  • Implementing acts and guidance: where relevant legislation is delayed, implementation dates should be sufficiently deferred to account for any delay and to avoid the need for rapid application learning from widespread issues recently with the Single Use Plastic Directive. Guidance accompanying legislation must be furnished within an appropriate timeframe;
  • Objective impact assessments: with no leading language or preference in terms of policy objectives and preferably drafted independently of the policy unit who will draft associated legislation;
  • Timely consultations: avoid opening of consultations which directly conflict with holiday periods, or the simultaneous release of consultations which impact one sector thus effecting ability of stakeholders to coordinate and respond.

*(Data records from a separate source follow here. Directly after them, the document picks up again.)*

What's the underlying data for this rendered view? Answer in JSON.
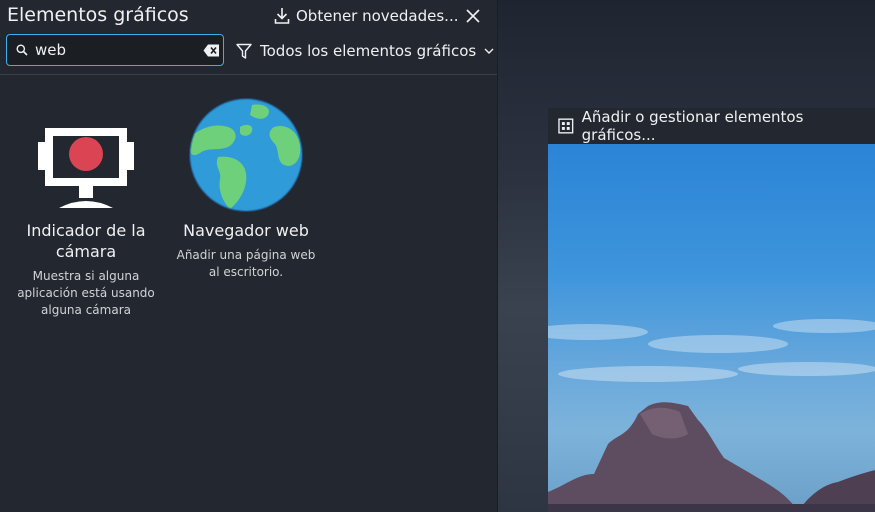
{
  "panel": {
    "title": "Elementos gráficos",
    "get_new_label": "Obtener novedades...",
    "search": {
      "value": "web"
    },
    "filter_label": "Todos los elementos gráficos"
  },
  "widgets": [
    {
      "name": "Indicador de la cámara",
      "description": "Muestra si alguna aplicación está usando alguna cámara"
    },
    {
      "name": "Navegador web",
      "description": "Añadir una página web al escritorio."
    }
  ],
  "window": {
    "title": "Añadir o gestionar elementos gráficos..."
  },
  "colors": {
    "accent": "#3daee9",
    "panel_bg": "#232830",
    "camera_red": "#da4453"
  }
}
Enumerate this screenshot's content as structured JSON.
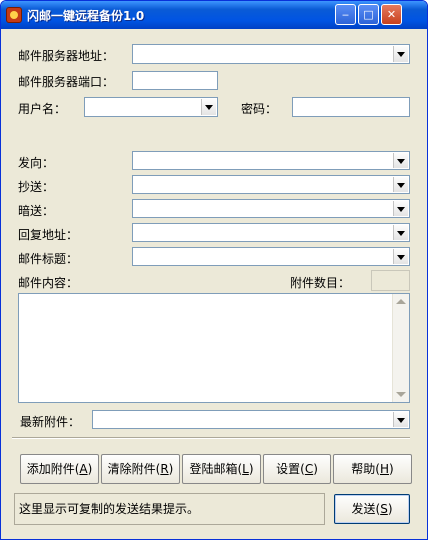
{
  "window": {
    "title": "闪邮一键远程备份1.0",
    "min_label": "‒",
    "max_label": "□",
    "close_label": "✕"
  },
  "form": {
    "server_label": "邮件服务器地址：",
    "server_value": "",
    "port_label": "邮件服务器端口：",
    "port_value": "",
    "user_label": "用户名：",
    "user_value": "",
    "password_label": "密码：",
    "password_value": "",
    "from_label": "发向：",
    "cc_label": "抄送：",
    "bcc_label": "暗送：",
    "reply_label": "回复地址：",
    "subject_label": "邮件标题：",
    "body_label": "邮件内容：",
    "attach_count_label": "附件数目：",
    "latest_attach_label": "最新附件："
  },
  "buttons": {
    "add": {
      "text": "添加附件",
      "key": "A"
    },
    "clear": {
      "text": "清除附件",
      "key": "R"
    },
    "login": {
      "text": "登陆邮箱",
      "key": "L"
    },
    "settings": {
      "text": "设置",
      "key": "C"
    },
    "help": {
      "text": "帮助",
      "key": "H"
    },
    "send": {
      "text": "发送",
      "key": "S"
    }
  },
  "status_text": "这里显示可复制的发送结果提示。",
  "colors": {
    "title_bar": "#0054e3",
    "face": "#ece9d8",
    "field_border": "#7f9db9"
  },
  "icons": [
    "app-icon",
    "minimize-icon",
    "maximize-icon",
    "close-icon",
    "chevron-down-icon"
  ]
}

The introduction of a single ‘Call for Evidence’ should address this issue, standardising expected contributions within a clearly defined timeline;
  • Quality of consultation: ambiguous questions, or questions which feed into statistical analysis (Likert scales), should be balanced, particularly where these lead to percentage-based claims for support which do not adequately reflect the relative weight of respondents (eg. association vs an individual / large economic sector vs a small);

While the COVID-19 pandemic has presented an obvious challenge, it also continues to demonstrate that better governance and regulation is needed more than ever in and beyond times of crisis.